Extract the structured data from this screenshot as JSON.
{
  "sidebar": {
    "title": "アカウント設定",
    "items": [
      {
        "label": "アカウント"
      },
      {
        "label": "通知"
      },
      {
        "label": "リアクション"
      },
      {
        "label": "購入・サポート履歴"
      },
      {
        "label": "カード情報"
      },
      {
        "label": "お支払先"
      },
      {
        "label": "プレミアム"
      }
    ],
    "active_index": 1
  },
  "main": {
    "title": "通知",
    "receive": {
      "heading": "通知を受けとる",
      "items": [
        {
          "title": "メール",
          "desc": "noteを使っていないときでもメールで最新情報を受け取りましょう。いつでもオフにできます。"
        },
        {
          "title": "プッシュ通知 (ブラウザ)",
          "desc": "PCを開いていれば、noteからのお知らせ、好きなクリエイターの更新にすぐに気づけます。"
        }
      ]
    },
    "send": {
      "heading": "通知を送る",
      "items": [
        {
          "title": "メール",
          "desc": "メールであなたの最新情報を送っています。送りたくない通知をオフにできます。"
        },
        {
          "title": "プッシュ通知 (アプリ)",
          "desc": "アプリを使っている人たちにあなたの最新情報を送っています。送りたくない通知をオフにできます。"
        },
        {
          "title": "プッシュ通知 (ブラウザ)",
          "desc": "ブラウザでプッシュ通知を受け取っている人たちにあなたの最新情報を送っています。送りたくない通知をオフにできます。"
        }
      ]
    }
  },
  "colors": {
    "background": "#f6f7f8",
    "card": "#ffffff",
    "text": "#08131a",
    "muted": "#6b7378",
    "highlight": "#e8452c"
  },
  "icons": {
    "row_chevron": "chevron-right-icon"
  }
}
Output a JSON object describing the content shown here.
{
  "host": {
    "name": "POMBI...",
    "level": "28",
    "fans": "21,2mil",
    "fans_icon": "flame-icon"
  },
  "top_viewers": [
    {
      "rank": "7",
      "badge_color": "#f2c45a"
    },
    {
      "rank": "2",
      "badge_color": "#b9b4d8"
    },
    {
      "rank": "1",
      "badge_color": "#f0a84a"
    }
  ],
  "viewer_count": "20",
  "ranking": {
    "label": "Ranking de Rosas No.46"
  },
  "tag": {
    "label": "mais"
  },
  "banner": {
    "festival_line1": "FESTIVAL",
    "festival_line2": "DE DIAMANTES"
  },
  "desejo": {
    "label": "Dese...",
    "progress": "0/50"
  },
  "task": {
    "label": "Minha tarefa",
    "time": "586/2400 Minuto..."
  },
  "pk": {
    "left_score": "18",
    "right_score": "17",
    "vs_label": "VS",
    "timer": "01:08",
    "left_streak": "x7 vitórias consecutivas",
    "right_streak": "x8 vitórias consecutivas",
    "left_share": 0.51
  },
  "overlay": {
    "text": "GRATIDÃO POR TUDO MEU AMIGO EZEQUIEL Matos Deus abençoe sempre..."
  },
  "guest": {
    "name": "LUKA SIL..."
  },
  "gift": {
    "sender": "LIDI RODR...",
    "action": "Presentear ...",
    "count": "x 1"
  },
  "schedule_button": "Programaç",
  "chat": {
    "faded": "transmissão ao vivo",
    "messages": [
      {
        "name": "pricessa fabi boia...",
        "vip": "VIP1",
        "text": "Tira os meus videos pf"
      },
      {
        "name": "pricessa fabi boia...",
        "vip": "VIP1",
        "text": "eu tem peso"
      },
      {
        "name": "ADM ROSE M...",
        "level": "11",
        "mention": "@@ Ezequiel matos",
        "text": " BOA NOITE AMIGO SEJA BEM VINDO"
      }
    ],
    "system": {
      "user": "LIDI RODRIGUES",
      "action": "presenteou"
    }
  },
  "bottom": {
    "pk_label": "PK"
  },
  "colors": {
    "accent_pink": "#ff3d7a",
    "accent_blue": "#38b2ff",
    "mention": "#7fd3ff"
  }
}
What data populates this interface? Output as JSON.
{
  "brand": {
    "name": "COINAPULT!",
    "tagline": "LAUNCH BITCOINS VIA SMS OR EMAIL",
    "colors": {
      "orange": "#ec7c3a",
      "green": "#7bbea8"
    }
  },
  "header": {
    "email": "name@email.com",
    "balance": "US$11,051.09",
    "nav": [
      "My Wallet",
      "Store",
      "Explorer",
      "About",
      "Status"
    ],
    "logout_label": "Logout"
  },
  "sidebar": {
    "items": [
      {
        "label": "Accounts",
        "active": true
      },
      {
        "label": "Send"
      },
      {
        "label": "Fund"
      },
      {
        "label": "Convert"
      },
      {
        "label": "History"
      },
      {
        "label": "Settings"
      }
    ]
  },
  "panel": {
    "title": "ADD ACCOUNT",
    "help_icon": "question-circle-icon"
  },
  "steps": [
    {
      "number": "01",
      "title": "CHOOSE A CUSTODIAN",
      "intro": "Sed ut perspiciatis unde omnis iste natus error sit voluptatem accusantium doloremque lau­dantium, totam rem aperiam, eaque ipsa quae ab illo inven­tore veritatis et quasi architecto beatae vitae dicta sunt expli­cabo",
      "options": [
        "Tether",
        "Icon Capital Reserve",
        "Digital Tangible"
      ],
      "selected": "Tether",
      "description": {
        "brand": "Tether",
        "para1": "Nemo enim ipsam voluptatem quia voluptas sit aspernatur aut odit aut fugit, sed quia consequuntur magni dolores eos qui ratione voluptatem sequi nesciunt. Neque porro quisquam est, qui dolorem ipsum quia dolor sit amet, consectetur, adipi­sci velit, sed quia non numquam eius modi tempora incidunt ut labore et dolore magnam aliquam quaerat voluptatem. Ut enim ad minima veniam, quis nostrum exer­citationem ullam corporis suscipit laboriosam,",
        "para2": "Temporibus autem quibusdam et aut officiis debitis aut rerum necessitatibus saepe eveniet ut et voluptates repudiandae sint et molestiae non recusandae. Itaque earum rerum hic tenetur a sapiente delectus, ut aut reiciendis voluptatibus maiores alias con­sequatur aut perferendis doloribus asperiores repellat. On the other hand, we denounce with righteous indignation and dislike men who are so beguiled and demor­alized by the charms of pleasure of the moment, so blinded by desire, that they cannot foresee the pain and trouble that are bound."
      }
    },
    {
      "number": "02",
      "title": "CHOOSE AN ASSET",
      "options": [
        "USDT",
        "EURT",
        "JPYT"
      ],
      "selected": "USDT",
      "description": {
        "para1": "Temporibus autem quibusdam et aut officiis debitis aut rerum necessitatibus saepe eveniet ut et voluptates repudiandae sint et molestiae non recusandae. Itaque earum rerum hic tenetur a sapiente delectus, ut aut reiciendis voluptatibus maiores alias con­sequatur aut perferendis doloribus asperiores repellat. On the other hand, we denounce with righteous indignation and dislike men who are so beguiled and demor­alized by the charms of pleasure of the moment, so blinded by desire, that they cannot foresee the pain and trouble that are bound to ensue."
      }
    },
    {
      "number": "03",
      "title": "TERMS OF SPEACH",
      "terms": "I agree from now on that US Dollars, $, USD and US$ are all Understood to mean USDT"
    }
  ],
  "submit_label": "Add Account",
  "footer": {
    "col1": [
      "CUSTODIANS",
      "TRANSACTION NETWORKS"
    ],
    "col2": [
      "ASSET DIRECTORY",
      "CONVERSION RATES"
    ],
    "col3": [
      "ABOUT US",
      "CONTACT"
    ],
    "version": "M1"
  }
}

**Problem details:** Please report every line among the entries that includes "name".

**Answer section:**
    "name": "POMBI...",
    "name": "LUKA SIL..."
        "name": "pricessa fabi boia...",
        "name": "pricessa fabi boia...",
        "name": "ADM ROSE M...",
    "name": "COINAPULT!",
    "email": "name@email.com",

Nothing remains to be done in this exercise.